#### Records for the task ####
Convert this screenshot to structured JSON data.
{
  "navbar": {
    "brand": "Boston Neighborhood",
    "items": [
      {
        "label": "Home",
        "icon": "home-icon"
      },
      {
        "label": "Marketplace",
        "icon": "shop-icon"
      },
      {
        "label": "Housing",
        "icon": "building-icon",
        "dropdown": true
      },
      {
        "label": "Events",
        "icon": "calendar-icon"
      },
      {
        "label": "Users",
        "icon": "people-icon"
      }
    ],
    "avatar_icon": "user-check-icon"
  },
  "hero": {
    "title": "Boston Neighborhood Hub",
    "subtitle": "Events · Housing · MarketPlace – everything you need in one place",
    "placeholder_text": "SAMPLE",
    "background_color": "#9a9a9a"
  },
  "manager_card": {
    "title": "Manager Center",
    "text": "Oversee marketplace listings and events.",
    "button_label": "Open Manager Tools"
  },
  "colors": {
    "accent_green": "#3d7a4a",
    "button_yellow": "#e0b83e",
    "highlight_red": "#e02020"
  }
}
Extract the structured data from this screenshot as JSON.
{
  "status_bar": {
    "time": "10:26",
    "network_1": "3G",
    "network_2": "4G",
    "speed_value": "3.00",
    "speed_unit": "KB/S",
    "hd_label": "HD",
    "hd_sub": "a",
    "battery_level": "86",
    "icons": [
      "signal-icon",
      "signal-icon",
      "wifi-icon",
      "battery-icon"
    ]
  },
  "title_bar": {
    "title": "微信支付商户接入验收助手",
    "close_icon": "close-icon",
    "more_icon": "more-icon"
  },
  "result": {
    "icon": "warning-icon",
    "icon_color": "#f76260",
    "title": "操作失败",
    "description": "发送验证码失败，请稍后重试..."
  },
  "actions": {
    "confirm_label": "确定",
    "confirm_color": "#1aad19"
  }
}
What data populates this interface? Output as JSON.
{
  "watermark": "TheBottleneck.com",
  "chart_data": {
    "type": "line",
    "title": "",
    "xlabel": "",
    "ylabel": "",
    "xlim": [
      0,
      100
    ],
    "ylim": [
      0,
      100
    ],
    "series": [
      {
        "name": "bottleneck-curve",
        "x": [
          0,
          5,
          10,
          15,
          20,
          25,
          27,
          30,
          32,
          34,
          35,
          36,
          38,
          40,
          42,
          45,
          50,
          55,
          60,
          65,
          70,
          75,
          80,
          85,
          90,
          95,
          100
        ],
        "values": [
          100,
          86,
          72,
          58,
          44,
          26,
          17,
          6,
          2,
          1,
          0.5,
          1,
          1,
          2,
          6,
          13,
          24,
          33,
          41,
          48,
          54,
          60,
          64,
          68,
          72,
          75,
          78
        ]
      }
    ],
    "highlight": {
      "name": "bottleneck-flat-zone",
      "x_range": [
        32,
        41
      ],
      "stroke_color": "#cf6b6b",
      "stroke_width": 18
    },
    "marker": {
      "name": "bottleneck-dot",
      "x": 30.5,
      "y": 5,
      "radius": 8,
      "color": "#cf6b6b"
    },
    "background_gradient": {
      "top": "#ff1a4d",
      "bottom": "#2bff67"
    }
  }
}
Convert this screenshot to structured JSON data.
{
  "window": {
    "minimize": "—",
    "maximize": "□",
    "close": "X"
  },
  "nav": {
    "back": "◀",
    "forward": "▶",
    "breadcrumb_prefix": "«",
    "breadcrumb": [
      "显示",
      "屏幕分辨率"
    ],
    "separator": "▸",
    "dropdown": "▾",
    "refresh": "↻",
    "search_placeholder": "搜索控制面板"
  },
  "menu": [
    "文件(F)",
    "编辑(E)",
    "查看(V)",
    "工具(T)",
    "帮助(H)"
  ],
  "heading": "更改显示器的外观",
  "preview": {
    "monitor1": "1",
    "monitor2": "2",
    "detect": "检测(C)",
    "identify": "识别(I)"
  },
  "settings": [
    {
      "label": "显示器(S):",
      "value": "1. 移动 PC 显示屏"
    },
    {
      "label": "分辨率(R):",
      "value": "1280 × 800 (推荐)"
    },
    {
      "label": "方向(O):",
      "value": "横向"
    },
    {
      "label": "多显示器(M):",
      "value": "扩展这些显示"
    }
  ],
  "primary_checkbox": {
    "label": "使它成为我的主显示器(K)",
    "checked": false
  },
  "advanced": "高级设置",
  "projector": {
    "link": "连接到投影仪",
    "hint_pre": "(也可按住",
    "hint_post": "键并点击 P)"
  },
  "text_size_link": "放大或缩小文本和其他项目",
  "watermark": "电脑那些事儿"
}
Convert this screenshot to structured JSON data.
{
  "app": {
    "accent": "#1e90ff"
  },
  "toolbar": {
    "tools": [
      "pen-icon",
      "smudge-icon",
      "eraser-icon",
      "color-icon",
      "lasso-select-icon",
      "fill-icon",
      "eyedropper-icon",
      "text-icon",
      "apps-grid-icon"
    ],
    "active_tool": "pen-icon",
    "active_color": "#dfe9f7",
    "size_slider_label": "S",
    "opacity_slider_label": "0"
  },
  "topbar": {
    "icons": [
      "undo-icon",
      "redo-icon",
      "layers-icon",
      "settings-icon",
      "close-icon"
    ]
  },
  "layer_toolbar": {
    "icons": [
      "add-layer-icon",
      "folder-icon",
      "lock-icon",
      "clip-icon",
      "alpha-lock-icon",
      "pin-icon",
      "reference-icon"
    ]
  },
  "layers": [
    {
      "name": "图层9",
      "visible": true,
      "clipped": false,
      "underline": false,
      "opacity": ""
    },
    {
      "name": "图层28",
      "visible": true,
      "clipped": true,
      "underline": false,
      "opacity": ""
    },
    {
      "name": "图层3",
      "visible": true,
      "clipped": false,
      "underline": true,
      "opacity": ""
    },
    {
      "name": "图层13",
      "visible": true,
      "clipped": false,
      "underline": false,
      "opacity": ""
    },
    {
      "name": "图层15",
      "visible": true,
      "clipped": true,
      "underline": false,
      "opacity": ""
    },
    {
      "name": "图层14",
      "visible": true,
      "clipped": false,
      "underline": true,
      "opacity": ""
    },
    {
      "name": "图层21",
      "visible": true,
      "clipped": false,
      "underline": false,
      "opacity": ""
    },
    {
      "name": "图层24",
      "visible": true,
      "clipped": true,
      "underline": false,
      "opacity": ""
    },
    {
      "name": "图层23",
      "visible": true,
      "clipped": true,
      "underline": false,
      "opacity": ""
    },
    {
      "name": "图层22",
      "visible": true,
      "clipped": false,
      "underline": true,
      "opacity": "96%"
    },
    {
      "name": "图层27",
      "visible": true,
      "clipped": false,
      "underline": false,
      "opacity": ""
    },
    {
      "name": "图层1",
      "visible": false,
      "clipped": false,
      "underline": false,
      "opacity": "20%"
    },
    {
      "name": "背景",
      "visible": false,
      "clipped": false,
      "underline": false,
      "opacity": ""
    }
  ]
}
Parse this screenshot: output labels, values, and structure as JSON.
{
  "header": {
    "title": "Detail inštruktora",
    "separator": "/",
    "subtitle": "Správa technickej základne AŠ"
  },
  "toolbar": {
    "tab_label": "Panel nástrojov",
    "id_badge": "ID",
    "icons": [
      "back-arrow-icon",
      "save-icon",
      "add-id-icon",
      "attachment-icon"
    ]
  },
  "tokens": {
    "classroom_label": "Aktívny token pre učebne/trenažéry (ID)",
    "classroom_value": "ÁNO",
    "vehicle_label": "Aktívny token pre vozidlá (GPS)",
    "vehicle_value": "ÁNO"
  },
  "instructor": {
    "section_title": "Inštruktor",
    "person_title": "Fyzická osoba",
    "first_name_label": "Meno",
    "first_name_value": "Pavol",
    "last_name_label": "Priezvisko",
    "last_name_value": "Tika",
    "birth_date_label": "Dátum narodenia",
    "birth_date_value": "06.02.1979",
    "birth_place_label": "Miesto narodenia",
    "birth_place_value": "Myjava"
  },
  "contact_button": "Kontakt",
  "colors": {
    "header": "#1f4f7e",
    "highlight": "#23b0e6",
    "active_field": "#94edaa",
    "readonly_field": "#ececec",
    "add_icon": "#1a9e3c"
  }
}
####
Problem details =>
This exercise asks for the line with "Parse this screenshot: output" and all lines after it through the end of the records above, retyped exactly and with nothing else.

Reply =>
Parse this screenshot: output labels, values, and structure as JSON.
{
  "header": {
    "title": "Detail inštruktora",
    "separator": "/",
    "subtitle": "Správa technickej základne AŠ"
  },
  "toolbar": {
    "tab_label": "Panel nástrojov",
    "id_badge": "ID",
    "icons": [
      "back-arrow-icon",
      "save-icon",
      "add-id-icon",
      "attachment-icon"
    ]
  },
  "tokens": {
    "classroom_label": "Aktívny token pre učebne/trenažéry (ID)",
    "classroom_value": "ÁNO",
    "vehicle_label": "Aktívny token pre vozidlá (GPS)",
    "vehicle_value": "ÁNO"
  },
  "instructor": {
    "section_title": "Inštruktor",
    "person_title": "Fyzická osoba",
    "first_name_label": "Meno",
    "first_name_value": "Pavol",
    "last_name_label": "Priezvisko",
    "last_name_value": "Tika",
    "birth_date_label": "Dátum narodenia",
    "birth_date_value": "06.02.1979",
    "birth_place_label": "Miesto narodenia",
    "birth_place_value": "Myjava"
  },
  "contact_button": "Kontakt",
  "colors": {
    "header": "#1f4f7e",
    "highlight": "#23b0e6",
    "active_field": "#94edaa",
    "readonly_field": "#ececec",
    "add_icon": "#1a9e3c"
  }
}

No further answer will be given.